This award goes to the player who lowered his stock the most from the camp. While Pickerington (Ohio) Central defensive end Taco Charlton looks the part, he really struggled. He has great size, long arms and he is very athletic. However, he is also very upright, only has an outside move and when coaches tried to teach him misdirection or crossover, he didn't grasp it well at all. He was beaten on almost every 1-on-1 rep he took.
Without seeing the event itself, I can't add my own opinion of Charlton's performance, but I'll say that this jives with a lot of what we know about him. Charlton is a very raw prospect who possesses all the athletic ability needed to be an elite end, yet still was a situational pass-rusher as a sophomore. It's not a mystery that he was recruited because of his sky-high upside. Pitting a player like that against the best linemen the country has to offer is a recipe for a sub-par performance.
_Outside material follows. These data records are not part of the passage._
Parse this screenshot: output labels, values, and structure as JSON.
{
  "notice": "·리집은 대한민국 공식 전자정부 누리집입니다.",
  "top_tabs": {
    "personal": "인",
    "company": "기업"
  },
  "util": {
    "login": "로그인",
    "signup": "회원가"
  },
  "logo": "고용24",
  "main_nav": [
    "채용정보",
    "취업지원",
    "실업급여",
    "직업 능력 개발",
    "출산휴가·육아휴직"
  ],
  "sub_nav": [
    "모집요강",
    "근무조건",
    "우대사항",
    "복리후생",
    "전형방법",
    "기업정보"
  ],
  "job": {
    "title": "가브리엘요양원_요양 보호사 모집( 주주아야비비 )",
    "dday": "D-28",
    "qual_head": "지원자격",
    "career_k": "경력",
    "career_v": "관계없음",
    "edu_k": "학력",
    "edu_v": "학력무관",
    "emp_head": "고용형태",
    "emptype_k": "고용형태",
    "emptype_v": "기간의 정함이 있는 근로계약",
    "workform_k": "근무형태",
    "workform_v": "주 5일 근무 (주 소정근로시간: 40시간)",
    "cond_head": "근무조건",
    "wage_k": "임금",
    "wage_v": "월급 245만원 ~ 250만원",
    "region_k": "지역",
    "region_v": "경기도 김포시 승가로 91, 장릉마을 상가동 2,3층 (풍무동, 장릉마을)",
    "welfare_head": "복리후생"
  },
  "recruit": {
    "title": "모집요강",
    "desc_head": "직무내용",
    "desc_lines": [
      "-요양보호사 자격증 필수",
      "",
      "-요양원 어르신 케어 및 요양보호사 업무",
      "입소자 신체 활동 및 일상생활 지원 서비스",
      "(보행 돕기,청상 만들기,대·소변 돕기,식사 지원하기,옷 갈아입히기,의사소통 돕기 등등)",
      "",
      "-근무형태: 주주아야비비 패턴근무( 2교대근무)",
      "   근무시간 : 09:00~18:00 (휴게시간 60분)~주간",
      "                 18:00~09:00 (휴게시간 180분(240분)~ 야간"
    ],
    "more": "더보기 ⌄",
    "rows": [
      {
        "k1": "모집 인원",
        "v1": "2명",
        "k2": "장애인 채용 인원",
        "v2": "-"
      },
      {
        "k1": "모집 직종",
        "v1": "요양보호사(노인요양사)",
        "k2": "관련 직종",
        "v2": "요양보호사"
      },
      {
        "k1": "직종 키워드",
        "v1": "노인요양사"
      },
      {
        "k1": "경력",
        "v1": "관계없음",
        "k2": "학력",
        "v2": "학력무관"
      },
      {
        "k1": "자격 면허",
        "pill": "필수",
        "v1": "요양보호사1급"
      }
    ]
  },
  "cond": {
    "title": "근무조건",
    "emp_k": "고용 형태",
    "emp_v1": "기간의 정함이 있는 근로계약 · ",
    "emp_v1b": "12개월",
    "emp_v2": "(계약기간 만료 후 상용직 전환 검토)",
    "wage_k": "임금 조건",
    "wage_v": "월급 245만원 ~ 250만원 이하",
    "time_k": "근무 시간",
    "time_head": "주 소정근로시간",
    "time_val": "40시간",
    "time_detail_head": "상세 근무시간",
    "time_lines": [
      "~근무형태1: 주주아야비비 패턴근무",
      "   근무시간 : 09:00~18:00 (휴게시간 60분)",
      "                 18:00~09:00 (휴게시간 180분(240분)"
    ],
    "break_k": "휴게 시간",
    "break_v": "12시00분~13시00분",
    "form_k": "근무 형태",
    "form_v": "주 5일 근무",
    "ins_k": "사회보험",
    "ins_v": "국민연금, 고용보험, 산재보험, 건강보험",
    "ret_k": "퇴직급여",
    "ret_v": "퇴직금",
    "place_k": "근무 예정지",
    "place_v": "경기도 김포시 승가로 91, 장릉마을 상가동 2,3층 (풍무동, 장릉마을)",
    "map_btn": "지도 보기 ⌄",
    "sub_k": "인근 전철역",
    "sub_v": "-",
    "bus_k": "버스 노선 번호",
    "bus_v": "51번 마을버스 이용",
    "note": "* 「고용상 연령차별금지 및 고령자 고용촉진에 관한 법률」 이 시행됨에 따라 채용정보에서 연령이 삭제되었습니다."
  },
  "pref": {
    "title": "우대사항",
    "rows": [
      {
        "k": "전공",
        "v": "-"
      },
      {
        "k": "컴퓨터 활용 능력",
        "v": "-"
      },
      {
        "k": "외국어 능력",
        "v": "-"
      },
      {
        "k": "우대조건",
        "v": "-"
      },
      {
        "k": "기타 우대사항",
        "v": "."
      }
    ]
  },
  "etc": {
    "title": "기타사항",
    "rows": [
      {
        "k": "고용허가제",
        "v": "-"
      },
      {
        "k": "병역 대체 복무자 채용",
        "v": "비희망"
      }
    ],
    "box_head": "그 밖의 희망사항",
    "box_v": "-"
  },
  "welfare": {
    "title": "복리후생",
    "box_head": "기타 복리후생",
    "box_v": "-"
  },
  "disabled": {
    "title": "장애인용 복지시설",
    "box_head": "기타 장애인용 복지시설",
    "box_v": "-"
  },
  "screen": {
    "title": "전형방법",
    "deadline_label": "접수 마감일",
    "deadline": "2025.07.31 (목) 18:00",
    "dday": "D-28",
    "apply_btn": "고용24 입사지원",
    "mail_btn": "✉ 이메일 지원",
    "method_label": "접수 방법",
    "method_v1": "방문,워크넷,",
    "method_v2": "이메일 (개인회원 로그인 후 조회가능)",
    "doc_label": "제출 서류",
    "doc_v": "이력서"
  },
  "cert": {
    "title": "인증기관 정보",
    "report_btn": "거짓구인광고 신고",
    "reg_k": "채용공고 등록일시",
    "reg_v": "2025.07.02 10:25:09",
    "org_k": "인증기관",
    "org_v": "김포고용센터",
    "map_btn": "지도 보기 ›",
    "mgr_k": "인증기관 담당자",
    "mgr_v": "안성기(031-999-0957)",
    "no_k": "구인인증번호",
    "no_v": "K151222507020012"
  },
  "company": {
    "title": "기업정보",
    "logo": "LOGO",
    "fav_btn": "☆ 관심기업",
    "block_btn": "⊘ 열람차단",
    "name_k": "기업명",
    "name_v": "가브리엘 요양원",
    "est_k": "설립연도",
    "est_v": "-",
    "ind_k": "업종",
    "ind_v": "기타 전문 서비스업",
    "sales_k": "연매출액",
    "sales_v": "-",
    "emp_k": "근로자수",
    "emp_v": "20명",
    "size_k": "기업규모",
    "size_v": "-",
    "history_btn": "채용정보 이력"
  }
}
However, I wouldn't be too concerned about Farrell's review of Charlton. He still acknowledges that Taco has the frame and athleticism to make a big impact. We already knew that he isn't advanced technically and will almost certainly need a redshirt year and some coaching up before he sees the field. I don't think what happened at The Opening—which is obviously up for interpretation in the first place—changes any of that. If Charlton had excelled against the top linemen in the country it would have been a very pleasant surprise. As it stands, I still think he's got one of the highest ceilings of any recruit in Michigan's class.